While Im on the subject of MagLites, in an attempt to gild the lily MagLite offers some accessories for their product. The colored filter set is, in my opinion, not terribly useful. If youre not using one of the colored filters you have to carry around the filters and the clunky rubber ‘mask’ that goes over the flashlight head. One accessory that is worthwhile, though, are the brackets ( MAGLITE D-Cell Flashlight Mounting Bracket ) that let you mount the light to a wall or other surface. While practical, these are made out of some fairly brittle plastic and I have broken more than one. If you use one of these make sure you replace/remove the flashlight on a straght-line axis…torquing it out of the jaws at an angle will sometimes break the darn thing.
My biggest complaint about MagLites is that there is no attachment point for a lanyard. You could just drill a hole through the tailcap and thread in a sling swivel or somethingl ike that, but you would then lose the waterproof integrity of the product. I think there might be enough meat in the endcap to drill a hole for a split ring but I havent tried that yet. I suppose a crafty person could chuck the body of the light in a lathe and turn a groove in the body shallow enough to keep a loop of paracord or wire from sliding up and down the length of the body.

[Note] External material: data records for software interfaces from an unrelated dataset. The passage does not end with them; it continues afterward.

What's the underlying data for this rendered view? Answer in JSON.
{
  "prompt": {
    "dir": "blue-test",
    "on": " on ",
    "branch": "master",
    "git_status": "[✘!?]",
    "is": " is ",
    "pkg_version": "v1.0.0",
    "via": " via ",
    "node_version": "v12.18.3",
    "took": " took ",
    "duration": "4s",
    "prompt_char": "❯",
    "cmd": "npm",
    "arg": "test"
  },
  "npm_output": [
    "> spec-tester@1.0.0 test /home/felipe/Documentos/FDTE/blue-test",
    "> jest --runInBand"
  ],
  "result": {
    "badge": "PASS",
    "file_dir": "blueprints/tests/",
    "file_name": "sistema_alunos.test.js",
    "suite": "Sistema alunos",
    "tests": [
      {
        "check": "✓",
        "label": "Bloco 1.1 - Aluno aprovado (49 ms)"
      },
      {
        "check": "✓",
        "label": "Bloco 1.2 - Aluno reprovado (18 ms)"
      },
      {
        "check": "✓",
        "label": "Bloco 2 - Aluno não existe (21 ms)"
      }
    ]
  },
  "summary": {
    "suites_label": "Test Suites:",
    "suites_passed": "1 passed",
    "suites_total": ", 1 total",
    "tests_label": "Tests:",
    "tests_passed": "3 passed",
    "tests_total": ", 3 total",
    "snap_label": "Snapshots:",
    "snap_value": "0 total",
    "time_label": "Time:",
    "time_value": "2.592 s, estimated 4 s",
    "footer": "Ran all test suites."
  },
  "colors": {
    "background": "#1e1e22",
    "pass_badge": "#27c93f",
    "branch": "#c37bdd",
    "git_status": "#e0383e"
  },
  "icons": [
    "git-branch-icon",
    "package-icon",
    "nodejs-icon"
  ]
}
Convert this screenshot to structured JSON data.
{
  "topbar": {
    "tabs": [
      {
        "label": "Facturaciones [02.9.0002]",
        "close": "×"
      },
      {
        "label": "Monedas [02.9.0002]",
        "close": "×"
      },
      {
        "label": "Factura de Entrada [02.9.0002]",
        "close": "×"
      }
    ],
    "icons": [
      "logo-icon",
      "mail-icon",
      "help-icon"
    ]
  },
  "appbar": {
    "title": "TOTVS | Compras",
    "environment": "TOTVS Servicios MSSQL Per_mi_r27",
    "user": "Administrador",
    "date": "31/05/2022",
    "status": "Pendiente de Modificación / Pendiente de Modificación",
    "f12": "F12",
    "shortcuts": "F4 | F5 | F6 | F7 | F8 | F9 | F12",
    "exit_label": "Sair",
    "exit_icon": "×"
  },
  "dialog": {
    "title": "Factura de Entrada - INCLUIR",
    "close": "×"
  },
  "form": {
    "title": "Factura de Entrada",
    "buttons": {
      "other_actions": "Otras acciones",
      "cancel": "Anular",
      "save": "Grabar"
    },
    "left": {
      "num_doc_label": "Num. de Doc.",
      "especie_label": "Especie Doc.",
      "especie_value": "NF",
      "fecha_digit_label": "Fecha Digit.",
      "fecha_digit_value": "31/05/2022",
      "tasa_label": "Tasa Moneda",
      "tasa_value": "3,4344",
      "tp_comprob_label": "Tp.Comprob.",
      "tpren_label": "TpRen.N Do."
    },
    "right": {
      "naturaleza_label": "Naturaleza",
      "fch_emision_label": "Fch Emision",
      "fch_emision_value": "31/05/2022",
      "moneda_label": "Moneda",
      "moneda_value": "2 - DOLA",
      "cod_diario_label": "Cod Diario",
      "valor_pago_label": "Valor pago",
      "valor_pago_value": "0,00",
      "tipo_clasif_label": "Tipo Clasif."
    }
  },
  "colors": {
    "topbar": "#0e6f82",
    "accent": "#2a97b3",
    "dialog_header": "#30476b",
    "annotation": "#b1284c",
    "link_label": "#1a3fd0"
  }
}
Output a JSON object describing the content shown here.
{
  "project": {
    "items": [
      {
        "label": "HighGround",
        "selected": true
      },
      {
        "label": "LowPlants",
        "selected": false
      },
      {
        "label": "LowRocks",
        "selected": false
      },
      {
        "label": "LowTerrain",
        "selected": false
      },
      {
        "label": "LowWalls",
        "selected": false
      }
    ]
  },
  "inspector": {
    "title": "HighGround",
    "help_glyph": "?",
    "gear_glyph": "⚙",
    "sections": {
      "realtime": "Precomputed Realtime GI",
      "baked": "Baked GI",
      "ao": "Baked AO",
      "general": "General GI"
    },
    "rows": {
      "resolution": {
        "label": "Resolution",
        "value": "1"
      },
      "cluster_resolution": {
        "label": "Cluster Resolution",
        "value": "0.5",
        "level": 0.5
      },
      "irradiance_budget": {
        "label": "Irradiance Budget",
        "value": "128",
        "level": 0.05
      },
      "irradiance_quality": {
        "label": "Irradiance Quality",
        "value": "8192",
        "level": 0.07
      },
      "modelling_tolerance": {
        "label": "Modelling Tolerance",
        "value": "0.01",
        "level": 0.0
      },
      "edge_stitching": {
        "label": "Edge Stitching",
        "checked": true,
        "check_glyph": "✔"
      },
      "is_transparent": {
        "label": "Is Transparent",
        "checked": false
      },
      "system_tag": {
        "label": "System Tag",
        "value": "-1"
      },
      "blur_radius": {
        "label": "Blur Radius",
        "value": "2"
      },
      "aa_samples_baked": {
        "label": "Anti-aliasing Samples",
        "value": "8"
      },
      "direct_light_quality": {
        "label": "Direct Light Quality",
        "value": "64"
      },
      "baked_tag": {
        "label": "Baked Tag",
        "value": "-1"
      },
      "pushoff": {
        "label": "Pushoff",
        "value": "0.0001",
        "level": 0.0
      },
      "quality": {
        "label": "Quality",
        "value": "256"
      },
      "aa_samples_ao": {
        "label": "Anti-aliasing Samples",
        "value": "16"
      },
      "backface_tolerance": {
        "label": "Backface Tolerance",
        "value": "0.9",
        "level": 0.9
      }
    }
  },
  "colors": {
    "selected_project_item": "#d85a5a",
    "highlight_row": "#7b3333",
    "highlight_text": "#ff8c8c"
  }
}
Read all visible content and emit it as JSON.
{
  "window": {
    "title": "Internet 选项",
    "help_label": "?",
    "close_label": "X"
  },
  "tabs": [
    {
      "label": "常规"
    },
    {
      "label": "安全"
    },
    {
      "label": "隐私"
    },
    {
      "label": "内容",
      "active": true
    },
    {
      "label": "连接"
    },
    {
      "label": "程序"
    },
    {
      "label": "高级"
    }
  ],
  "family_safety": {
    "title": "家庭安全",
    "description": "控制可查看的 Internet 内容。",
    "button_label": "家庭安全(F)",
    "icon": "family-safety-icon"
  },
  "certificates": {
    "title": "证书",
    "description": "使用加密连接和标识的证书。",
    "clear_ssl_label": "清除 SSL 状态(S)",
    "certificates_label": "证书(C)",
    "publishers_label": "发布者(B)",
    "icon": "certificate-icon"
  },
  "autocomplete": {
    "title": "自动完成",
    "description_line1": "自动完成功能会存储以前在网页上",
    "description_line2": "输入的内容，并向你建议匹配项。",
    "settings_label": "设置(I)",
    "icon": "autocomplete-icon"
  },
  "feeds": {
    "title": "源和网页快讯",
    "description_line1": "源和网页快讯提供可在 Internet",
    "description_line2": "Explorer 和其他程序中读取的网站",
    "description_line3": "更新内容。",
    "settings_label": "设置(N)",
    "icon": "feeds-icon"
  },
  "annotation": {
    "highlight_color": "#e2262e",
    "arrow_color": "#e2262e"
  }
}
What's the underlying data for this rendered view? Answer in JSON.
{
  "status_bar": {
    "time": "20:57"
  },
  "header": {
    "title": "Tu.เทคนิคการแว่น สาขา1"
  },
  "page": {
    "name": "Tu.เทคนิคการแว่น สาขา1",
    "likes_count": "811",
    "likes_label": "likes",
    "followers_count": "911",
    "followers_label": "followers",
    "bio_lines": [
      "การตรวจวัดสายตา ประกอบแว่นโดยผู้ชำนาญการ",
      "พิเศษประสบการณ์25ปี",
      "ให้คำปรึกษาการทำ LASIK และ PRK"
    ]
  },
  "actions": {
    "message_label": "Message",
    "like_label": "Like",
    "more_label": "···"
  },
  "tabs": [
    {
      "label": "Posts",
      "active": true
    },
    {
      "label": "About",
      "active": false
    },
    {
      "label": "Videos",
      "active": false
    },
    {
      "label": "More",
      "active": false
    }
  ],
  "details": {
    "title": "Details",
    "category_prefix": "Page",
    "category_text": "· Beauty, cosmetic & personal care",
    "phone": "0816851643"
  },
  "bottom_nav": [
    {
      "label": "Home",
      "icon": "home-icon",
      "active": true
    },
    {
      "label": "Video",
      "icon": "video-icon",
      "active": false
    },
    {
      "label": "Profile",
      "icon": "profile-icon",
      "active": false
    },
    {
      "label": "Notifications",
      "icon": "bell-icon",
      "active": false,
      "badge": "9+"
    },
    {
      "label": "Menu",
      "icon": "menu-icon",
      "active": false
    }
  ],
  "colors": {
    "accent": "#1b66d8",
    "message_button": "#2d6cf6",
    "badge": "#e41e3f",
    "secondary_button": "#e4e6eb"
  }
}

Anyway, if youre in the market for a solid flashlight thats a bit more practical than tactical definitely get the LED MagLite. Skip the C-cell version, those are just silly. Go with the big burly D-batts.
Now if only CostCo would bring them back so I could buy a bunch at a discount, I’d be a happy camper.
ETA: Two interesting accessories I havent tried yet (but want to):
Maglite D Cell Flashlight glass breaking Tail Cap X Cape Cap – If youre going to keep a light in your car, might as well have one with the glassbreaker built in.
X Cape Cap Maglite C or D Bezel Upgrade – Short of beating someone with this thing, I have no idea if it works or not but looks like it would make a nasty impression.